Ozarks overhauls PE program, adds health sciences major and outdoor leadership minor
Release Date: 6/12/2013
Beginning in the 2013 Fall Semester, students at University of the Ozarks will be able to earn a major in health sciences as well as a minor outdoor leadership. The university has also made significant changes to its physical education curriculum to give students more professional opportunities in the field of study.
The University's Board of Trustees approved the new health sciences major and outdoor leadership minor and changes to the PE program during its annual Spring meeting in April. The changes will be included in the 2013-2014 university catalog.
Brett Stone, assistant professor of health and physical education, spearheaded the efforts to update the PE curriculum and institute the health science major. He said the impetus behind the changes is to better prepare students for applicable careers.

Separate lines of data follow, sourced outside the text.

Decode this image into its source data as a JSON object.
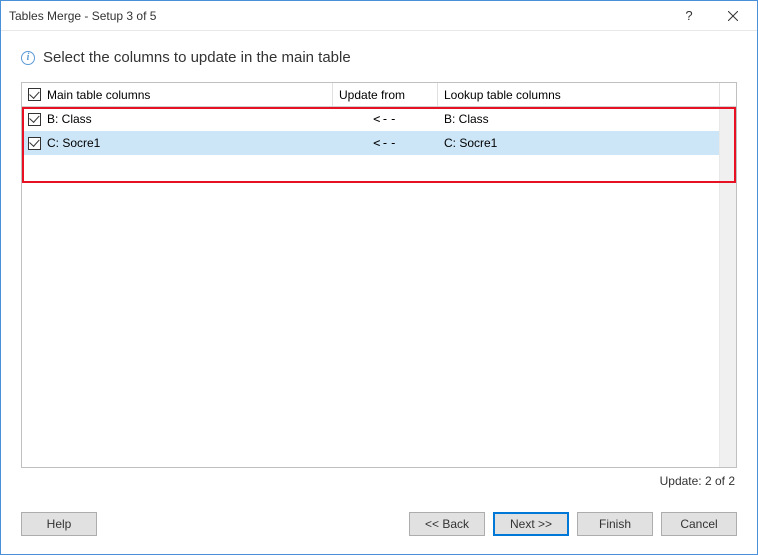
{
  "titlebar": {
    "title": "Tables Merge - Setup 3 of 5"
  },
  "instruction": "Select the columns to update in the main table",
  "table": {
    "headers": {
      "main": "Main table columns",
      "update": "Update from",
      "lookup": "Lookup table columns"
    },
    "rows": [
      {
        "main": "B: Class",
        "arrow": "<--",
        "lookup": "B: Class",
        "checked": true,
        "selected": false
      },
      {
        "main": "C: Socre1",
        "arrow": "<--",
        "lookup": "C: Socre1",
        "checked": true,
        "selected": true
      }
    ]
  },
  "status": "Update: 2 of 2",
  "buttons": {
    "help": "Help",
    "back": "<< Back",
    "next": "Next >>",
    "finish": "Finish",
    "cancel": "Cancel"
  }
}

"For several years, the physical education major at the U of O has offered two directions for students to follow: a teaching track or a non-teaching track. Both tracks of study, however, required methodology courses which were designed to prepare students for the professional dispositions and competencies expected of public school physical education teachers and did not prepare students for a career in physical education outside a public school setting," Stone explained.
Stone, who is completing requirements for his Ph.D., said the new PE curriculum removes those methodology courses as requirements, so students interested in careers other than teaching can pursue more applicable content-specific courses. The methodology courses will still be available as electives for students interested in teaching.

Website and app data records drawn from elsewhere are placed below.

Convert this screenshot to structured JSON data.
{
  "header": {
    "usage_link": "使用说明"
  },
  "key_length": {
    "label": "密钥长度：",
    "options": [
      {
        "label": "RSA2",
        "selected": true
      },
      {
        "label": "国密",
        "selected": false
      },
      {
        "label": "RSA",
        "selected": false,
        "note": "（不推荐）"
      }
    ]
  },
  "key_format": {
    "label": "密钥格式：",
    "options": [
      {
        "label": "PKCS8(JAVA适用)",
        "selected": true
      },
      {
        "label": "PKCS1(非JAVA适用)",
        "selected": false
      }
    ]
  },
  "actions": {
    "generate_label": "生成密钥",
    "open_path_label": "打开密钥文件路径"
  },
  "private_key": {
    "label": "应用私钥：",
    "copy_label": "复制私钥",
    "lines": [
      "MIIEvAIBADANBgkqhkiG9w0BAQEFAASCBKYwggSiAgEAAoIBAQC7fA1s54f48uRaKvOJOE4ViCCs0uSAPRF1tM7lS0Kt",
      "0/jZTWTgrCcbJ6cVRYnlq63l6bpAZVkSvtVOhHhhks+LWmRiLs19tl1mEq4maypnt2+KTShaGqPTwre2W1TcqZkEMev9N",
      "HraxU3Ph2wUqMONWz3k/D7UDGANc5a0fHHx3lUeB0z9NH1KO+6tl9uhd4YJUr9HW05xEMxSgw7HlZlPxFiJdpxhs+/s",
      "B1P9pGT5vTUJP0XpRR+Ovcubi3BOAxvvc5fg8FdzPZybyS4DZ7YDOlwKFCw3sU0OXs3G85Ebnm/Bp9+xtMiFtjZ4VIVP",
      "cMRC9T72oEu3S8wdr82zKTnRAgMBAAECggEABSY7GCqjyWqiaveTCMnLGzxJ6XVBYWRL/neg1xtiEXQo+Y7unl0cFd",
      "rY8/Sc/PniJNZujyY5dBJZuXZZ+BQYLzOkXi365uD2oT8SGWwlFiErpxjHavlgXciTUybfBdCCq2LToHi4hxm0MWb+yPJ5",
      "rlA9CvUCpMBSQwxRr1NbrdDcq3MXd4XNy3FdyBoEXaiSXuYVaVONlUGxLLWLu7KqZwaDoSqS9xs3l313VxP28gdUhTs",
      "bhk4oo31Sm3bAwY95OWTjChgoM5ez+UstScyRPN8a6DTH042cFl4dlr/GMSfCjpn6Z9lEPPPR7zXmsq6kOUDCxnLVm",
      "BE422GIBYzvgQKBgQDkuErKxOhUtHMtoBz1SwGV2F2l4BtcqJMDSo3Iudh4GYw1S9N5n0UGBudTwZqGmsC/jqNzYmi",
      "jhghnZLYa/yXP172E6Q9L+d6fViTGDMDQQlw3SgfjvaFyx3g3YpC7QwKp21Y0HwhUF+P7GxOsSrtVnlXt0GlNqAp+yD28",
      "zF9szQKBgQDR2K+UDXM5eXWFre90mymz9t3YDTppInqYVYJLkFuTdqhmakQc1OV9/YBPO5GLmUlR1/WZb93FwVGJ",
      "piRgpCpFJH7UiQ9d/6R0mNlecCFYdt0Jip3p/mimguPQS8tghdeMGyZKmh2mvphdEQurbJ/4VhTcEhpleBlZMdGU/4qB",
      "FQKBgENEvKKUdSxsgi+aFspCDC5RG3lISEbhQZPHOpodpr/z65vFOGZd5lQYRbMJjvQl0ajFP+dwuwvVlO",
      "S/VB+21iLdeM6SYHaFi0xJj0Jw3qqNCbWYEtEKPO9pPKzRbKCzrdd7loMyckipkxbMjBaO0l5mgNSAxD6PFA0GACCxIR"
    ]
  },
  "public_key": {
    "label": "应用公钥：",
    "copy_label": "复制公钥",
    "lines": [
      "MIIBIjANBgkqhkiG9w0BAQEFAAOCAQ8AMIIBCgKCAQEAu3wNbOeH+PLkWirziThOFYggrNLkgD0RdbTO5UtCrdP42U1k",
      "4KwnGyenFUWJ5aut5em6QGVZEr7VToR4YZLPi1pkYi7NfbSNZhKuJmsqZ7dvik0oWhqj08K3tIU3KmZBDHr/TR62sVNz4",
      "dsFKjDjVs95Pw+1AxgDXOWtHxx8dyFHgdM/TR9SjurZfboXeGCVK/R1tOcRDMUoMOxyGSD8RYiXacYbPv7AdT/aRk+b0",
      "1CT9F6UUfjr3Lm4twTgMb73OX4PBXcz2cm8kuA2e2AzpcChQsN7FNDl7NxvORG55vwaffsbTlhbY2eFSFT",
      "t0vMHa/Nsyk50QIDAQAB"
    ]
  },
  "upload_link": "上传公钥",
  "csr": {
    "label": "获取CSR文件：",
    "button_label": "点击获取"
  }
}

In that same vein, Stone saw a need for a new program of study that would address the needs of students pursuing careers more closely aligned with allied health rather than traditional physical education.
"The health science major will prepare students for both graduate programs in the health sciences or entry level positions in the health promotion professions, including health maintenance organizations, hospitals, public and private clinics, voluntary health agencies, health departments, secondary schools, or business and industry," Stone said.
Stone cited particular trends in the health care industry that supported the need for the new major.
"The Kaiser Foundation Brief (2010) reports Americans spent $2.3 trillion dollars in health care in 2008 - nearly a 40 percent increase from $713 billion dollars spent in 1990," he said. "Consequently, the U.S. Department of Labor and Statistics (2012), reports the demand for health education and promotion specialists is projected to increase 37 percent between the years 2010-2020. Likewise, the demand for allied health personnel is also projected to increase by 14 percent above the current average."
University Provost Dr. Daniel Taddie is enthusiastic about all the new opportunities for Ozarks students.
"I am excited about these new programs and the updates to the existing ones," Taddie said. "The new health science major will meet the interests and curricular needs of our current and prospective students. The program will provide a solid foundation for careers in a variety of high-demand health-related professions. In addition, our faculty - Brett Stone and our newly appointed Dr. Pete LeRoy - have degrees and experience in both physical education and allied health. So they have the expertise to deliver a top-notch program in association with our excellent science faculty."
In addition to these changes, Ozarks has also approved adding an outdoor leadership minor to the 2013-2014 catalog. As Taddie explains, this new minor takes advantage of Ozarks' unique location as well as its new Ozarks Outdoors program.
"Our new minor in outdoor education builds upon our existing programs in physical education, environmental studies, and Ozarks Outdoors," he said. "Our Director of Ozarks Outdoors, Jamie Lewis Hedges, brings his outstanding experience and expertise to this program in collaboration with faculty from across the campus. Because of our location in the Ozark Mountains and the expertise of our faculty and staff, Ozarks is a great place to study and participate in these programs."
Hedges, who has already been teaching some outdoor leadership courses on campus, is thrilled to have more in depth option offering valuable outdoor and recreational experience.
"The new outdoor leadership minor will provide an opportunity for students of any discipline to cater their degree toward an outdoor or environmental related field," Hedges said. "Graduates with degrees combined with this minor will have access to dynamic careers like outdoor recreation therapy, public lands management, environmental law or policy, environmental conflict mediation, and more."